• [DATA FOR REVIEW]
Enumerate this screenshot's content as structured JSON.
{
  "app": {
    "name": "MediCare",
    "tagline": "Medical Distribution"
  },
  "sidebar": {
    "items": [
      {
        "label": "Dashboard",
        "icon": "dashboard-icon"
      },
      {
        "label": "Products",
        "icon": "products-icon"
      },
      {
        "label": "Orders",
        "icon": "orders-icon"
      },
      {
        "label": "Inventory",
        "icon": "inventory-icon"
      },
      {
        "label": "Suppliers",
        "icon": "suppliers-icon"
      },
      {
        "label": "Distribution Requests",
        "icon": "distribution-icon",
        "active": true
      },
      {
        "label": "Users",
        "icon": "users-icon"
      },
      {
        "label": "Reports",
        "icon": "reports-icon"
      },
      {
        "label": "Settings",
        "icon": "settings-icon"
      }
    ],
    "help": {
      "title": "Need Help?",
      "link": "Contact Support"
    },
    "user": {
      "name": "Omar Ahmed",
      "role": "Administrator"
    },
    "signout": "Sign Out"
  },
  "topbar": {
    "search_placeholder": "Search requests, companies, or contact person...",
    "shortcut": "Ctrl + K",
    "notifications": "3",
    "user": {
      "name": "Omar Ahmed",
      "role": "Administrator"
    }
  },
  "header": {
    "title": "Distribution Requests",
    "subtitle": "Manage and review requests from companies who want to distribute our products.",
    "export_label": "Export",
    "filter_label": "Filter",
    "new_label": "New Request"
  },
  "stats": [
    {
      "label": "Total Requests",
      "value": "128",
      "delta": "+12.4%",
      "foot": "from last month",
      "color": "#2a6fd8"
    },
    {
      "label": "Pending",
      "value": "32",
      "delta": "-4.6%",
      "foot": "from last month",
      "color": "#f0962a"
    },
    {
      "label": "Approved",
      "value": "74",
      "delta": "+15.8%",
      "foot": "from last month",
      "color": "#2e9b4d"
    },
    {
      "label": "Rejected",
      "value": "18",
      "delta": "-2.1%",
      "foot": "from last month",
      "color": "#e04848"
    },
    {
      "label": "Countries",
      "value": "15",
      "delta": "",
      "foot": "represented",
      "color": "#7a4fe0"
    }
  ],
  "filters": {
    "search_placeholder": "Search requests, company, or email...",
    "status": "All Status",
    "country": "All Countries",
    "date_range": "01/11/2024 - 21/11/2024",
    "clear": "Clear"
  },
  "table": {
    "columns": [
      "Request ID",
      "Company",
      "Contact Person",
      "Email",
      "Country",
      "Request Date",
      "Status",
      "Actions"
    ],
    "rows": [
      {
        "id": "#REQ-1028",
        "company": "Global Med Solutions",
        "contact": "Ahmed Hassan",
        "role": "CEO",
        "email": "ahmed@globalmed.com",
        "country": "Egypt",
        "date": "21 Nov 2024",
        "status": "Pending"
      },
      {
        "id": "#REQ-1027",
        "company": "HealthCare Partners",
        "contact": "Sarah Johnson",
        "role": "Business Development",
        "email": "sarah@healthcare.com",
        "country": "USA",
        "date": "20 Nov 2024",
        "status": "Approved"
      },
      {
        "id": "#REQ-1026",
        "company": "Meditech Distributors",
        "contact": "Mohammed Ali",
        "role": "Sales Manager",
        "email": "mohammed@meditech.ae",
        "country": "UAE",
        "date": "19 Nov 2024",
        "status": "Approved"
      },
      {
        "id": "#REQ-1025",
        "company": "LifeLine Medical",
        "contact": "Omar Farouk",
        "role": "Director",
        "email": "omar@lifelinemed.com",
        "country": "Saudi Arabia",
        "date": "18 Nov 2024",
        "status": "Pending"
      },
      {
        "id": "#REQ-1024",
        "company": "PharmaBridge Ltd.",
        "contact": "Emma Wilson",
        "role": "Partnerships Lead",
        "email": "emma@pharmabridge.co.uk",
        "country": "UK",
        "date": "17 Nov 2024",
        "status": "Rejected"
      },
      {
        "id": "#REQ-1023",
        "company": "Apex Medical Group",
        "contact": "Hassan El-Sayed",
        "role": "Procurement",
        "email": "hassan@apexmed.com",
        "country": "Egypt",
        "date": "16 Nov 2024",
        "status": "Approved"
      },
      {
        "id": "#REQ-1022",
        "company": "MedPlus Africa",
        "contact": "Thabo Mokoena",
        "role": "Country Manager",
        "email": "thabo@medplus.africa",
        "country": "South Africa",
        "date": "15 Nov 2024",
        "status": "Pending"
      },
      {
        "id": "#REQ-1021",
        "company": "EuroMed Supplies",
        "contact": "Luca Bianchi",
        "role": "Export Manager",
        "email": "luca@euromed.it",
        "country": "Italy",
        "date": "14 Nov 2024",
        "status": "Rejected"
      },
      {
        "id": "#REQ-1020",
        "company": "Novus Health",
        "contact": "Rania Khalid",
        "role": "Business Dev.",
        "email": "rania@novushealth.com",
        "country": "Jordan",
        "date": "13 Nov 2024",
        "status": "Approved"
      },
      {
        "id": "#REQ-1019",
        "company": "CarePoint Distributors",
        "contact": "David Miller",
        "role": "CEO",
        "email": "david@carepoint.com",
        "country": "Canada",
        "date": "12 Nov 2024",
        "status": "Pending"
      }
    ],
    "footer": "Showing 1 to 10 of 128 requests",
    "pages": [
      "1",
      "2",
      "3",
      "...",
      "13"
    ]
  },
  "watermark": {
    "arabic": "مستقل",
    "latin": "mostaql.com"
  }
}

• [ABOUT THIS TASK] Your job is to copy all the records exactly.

• [EXERCISE RESPONSE]
Enumerate this screenshot's content as structured JSON.
{
  "app": {
    "name": "MediCare",
    "tagline": "Medical Distribution"
  },
  "sidebar": {
    "items": [
      {
        "label": "Dashboard",
        "icon": "dashboard-icon"
      },
      {
        "label": "Products",
        "icon": "products-icon"
      },
      {
        "label": "Orders",
        "icon": "orders-icon"
      },
      {
        "label": "Inventory",
        "icon": "inventory-icon"
      },
      {
        "label": "Suppliers",
        "icon": "suppliers-icon"
      },
      {
        "label": "Distribution Requests",
        "icon": "distribution-icon",
        "active": true
      },
      {
        "label": "Users",
        "icon": "users-icon"
      },
      {
        "label": "Reports",
        "icon": "reports-icon"
      },
      {
        "label": "Settings",
        "icon": "settings-icon"
      }
    ],
    "help": {
      "title": "Need Help?",
      "link": "Contact Support"
    },
    "user": {
      "name": "Omar Ahmed",
      "role": "Administrator"
    },
    "signout": "Sign Out"
  },
  "topbar": {
    "search_placeholder": "Search requests, companies, or contact person...",
    "shortcut": "Ctrl + K",
    "notifications": "3",
    "user": {
      "name": "Omar Ahmed",
      "role": "Administrator"
    }
  },
  "header": {
    "title": "Distribution Requests",
    "subtitle": "Manage and review requests from companies who want to distribute our products.",
    "export_label": "Export",
    "filter_label": "Filter",
    "new_label": "New Request"
  },
  "stats": [
    {
      "label": "Total Requests",
      "value": "128",
      "delta": "+12.4%",
      "foot": "from last month",
      "color": "#2a6fd8"
    },
    {
      "label": "Pending",
      "value": "32",
      "delta": "-4.6%",
      "foot": "from last month",
      "color": "#f0962a"
    },
    {
      "label": "Approved",
      "value": "74",
      "delta": "+15.8%",
      "foot": "from last month",
      "color": "#2e9b4d"
    },
    {
      "label": "Rejected",
      "value": "18",
      "delta": "-2.1%",
      "foot": "from last month",
      "color": "#e04848"
    },
    {
      "label": "Countries",
      "value": "15",
      "delta": "",
      "foot": "represented",
      "color": "#7a4fe0"
    }
  ],
  "filters": {
    "search_placeholder": "Search requests, company, or email...",
    "status": "All Status",
    "country": "All Countries",
    "date_range": "01/11/2024 - 21/11/2024",
    "clear": "Clear"
  },
  "table": {
    "columns": [
      "Request ID",
      "Company",
      "Contact Person",
      "Email",
      "Country",
      "Request Date",
      "Status",
      "Actions"
    ],
    "rows": [
      {
        "id": "#REQ-1028",
        "company": "Global Med Solutions",
        "contact": "Ahmed Hassan",
        "role": "CEO",
        "email": "ahmed@globalmed.com",
        "country": "Egypt",
        "date": "21 Nov 2024",
        "status": "Pending"
      },
      {
        "id": "#REQ-1027",
        "company": "HealthCare Partners",
        "contact": "Sarah Johnson",
        "role": "Business Development",
        "email": "sarah@healthcare.com",
        "country": "USA",
        "date": "20 Nov 2024",
        "status": "Approved"
      },
      {
        "id": "#REQ-1026",
        "company": "Meditech Distributors",
        "contact": "Mohammed Ali",
        "role": "Sales Manager",
        "email": "mohammed@meditech.ae",
        "country": "UAE",
        "date": "19 Nov 2024",
        "status": "Approved"
      },
      {
        "id": "#REQ-1025",
        "company": "LifeLine Medical",
        "contact": "Omar Farouk",
        "role": "Director",
        "email": "omar@lifelinemed.com",
        "country": "Saudi Arabia",
        "date": "18 Nov 2024",
        "status": "Pending"
      },
      {
        "id": "#REQ-1024",
        "company": "PharmaBridge Ltd.",
        "contact": "Emma Wilson",
        "role": "Partnerships Lead",
        "email": "emma@pharmabridge.co.uk",
        "country": "UK",
        "date": "17 Nov 2024",
        "status": "Rejected"
      },
      {
        "id": "#REQ-1023",
        "company": "Apex Medical Group",
        "contact": "Hassan El-Sayed",
        "role": "Procurement",
        "email": "hassan@apexmed.com",
        "country": "Egypt",
        "date": "16 Nov 2024",
        "status": "Approved"
      },
      {
        "id": "#REQ-1022",
        "company": "MedPlus Africa",
        "contact": "Thabo Mokoena",
        "role": "Country Manager",
        "email": "thabo@medplus.africa",
        "country": "South Africa",
        "date": "15 Nov 2024",
        "status": "Pending"
      },
      {
        "id": "#REQ-1021",
        "company": "EuroMed Supplies",
        "contact": "Luca Bianchi",
        "role": "Export Manager",
        "email": "luca@euromed.it",
        "country": "Italy",
        "date": "14 Nov 2024",
        "status": "Rejected"
      },
      {
        "id": "#REQ-1020",
        "company": "Novus Health",
        "contact": "Rania Khalid",
        "role": "Business Dev.",
        "email": "rania@novushealth.com",
        "country": "Jordan",
        "date": "13 Nov 2024",
        "status": "Approved"
      },
      {
        "id": "#REQ-1019",
        "company": "CarePoint Distributors",
        "contact": "David Miller",
        "role": "CEO",
        "email": "david@carepoint.com",
        "country": "Canada",
        "date": "12 Nov 2024",
        "status": "Pending"
      }
    ],
    "footer": "Showing 1 to 10 of 128 requests",
    "pages": [
      "1",
      "2",
      "3",
      "...",
      "13"
    ]
  },
  "watermark": {
    "arabic": "مستقل",
    "latin": "mostaql.com"
  }
}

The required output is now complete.